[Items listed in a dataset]

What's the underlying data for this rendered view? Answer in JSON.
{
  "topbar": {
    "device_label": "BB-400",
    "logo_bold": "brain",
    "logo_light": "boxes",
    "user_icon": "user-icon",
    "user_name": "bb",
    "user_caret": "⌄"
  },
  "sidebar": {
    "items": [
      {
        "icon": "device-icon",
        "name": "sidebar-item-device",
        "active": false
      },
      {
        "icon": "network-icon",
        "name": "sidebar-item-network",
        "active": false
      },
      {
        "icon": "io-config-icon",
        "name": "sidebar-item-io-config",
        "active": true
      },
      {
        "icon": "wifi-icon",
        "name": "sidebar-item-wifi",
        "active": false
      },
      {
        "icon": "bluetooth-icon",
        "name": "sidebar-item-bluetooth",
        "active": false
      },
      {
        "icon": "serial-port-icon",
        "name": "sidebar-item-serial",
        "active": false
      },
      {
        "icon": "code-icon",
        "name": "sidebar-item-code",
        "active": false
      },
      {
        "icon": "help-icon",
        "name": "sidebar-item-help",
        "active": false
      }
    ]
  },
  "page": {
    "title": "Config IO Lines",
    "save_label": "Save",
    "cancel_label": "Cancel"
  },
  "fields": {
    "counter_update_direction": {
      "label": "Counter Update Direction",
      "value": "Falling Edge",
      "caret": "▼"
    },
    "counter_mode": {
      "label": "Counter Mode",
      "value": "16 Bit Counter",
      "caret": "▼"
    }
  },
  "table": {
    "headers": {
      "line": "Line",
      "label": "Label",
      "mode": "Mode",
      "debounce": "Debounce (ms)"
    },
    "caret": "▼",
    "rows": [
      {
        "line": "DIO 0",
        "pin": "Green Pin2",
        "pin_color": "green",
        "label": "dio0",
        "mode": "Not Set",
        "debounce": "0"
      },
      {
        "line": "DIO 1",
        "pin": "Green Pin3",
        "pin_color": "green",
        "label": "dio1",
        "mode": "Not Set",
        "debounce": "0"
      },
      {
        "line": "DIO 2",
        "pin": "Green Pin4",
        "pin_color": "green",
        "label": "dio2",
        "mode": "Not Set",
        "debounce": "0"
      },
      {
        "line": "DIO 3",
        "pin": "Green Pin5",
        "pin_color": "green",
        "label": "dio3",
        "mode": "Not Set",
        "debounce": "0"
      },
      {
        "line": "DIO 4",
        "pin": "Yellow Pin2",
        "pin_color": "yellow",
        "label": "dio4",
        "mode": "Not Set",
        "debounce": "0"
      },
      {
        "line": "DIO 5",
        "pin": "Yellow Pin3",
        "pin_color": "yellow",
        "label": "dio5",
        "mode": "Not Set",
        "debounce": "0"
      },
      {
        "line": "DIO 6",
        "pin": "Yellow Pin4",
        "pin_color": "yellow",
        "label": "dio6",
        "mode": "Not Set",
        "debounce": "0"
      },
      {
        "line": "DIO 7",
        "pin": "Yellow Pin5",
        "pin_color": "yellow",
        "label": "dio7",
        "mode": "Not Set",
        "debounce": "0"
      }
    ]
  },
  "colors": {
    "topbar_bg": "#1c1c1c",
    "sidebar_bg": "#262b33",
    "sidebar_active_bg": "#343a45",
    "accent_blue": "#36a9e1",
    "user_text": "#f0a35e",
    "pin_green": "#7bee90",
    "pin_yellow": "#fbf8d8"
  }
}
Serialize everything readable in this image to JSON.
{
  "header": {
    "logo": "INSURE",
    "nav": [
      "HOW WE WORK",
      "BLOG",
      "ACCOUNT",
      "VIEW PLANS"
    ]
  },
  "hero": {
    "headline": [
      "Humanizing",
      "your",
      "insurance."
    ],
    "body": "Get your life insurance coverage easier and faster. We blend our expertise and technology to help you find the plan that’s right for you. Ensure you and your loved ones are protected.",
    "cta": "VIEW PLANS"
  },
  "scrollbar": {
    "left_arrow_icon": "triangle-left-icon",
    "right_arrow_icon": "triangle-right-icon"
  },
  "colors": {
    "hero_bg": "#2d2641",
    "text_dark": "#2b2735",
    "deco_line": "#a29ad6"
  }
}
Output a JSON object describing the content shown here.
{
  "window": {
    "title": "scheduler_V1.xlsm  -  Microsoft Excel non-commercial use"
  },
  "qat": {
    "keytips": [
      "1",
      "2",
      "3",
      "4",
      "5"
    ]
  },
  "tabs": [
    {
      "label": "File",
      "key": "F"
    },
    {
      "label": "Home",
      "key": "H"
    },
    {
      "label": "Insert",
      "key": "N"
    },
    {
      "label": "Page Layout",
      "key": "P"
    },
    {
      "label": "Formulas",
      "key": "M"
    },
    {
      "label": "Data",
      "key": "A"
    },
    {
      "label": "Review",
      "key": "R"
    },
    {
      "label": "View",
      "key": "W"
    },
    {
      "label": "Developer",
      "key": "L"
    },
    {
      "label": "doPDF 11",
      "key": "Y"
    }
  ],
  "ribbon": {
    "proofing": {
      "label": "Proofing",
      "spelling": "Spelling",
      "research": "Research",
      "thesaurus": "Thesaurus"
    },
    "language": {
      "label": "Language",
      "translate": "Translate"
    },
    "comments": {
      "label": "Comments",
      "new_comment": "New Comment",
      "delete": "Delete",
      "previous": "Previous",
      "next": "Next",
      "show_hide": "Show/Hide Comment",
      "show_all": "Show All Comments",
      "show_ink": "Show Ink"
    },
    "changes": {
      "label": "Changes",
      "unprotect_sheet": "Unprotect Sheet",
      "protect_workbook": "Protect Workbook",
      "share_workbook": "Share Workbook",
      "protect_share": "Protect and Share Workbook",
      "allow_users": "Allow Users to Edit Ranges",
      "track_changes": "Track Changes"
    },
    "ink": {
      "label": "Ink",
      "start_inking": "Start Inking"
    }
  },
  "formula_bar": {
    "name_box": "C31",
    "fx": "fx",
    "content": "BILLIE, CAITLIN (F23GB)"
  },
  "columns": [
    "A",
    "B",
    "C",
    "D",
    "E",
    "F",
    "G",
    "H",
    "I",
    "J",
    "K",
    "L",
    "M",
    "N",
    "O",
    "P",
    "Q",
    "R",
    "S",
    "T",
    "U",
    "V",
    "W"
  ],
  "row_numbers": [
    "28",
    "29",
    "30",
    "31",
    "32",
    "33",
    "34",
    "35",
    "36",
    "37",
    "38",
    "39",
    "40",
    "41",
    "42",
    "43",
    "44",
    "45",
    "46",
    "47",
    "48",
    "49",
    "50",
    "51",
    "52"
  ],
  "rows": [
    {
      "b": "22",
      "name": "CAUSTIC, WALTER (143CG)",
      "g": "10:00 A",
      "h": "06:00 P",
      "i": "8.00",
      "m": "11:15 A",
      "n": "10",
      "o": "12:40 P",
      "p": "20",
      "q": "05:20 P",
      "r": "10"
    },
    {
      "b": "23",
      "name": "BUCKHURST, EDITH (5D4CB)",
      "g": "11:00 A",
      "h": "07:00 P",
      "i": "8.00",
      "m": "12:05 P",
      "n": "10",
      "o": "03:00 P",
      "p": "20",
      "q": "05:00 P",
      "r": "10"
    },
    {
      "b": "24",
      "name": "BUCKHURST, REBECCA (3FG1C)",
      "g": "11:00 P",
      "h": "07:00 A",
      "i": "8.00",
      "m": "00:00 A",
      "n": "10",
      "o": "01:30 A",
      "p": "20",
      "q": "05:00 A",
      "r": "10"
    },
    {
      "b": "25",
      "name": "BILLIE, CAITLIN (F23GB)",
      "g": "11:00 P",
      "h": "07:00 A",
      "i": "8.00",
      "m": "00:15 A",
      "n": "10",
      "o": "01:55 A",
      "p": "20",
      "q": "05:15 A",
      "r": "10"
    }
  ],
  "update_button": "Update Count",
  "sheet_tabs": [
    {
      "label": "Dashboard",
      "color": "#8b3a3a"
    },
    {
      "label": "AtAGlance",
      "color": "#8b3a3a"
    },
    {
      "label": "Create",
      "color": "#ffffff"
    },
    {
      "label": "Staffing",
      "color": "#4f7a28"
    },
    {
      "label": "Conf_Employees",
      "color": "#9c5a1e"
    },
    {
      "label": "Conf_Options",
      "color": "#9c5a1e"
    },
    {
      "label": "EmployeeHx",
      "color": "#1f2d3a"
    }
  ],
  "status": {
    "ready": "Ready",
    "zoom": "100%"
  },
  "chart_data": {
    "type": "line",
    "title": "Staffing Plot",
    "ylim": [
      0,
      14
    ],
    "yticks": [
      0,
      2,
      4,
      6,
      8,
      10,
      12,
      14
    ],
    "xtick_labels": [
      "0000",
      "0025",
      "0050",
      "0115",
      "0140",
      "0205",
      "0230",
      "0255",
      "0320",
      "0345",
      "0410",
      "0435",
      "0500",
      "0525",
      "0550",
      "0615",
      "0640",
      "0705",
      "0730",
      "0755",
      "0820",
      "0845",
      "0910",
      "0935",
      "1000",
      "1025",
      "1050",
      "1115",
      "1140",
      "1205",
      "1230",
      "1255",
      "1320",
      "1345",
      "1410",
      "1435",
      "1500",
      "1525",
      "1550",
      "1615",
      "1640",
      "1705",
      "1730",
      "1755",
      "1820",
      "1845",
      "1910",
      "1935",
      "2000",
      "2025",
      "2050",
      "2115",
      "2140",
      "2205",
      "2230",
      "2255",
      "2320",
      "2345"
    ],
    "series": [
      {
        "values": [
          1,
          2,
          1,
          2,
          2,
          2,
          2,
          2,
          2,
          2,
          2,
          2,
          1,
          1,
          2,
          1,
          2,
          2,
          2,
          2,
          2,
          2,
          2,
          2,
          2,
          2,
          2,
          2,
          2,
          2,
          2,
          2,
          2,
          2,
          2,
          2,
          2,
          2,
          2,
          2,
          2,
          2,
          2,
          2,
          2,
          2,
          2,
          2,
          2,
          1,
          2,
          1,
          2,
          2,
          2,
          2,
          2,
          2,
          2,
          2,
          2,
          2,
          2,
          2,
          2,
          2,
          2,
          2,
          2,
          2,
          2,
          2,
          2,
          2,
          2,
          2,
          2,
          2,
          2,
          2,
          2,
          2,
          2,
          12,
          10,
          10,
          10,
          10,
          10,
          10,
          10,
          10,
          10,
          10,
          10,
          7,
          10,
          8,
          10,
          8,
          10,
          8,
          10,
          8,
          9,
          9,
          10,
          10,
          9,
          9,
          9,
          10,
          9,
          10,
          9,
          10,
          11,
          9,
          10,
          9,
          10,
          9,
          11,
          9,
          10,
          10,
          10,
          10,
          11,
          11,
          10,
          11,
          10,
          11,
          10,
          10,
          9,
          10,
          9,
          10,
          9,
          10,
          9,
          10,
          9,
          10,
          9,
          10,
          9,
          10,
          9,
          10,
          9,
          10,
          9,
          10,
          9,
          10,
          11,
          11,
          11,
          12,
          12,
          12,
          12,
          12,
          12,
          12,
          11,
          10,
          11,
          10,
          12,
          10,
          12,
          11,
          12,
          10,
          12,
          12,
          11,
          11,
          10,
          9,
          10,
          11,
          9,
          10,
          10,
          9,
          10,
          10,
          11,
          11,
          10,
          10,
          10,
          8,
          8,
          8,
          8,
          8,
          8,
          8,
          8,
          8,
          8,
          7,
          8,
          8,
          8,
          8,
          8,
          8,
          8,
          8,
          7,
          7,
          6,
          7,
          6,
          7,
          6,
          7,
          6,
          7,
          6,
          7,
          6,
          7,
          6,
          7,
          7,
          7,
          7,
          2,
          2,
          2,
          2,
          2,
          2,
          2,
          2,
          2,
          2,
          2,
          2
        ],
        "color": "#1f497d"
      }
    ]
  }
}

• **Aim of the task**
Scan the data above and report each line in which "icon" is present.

• **Written response**
    "user_icon": "user-icon",
        "icon": "device-icon",
        "icon": "network-icon",
        "icon": "io-config-icon",
        "icon": "wifi-icon",
        "icon": "bluetooth-icon",
        "icon": "serial-port-icon",
        "icon": "code-icon",
        "icon": "help-icon",
    "left_arrow_icon": "triangle-left-icon",
    "right_arrow_icon": "triangle-right-icon"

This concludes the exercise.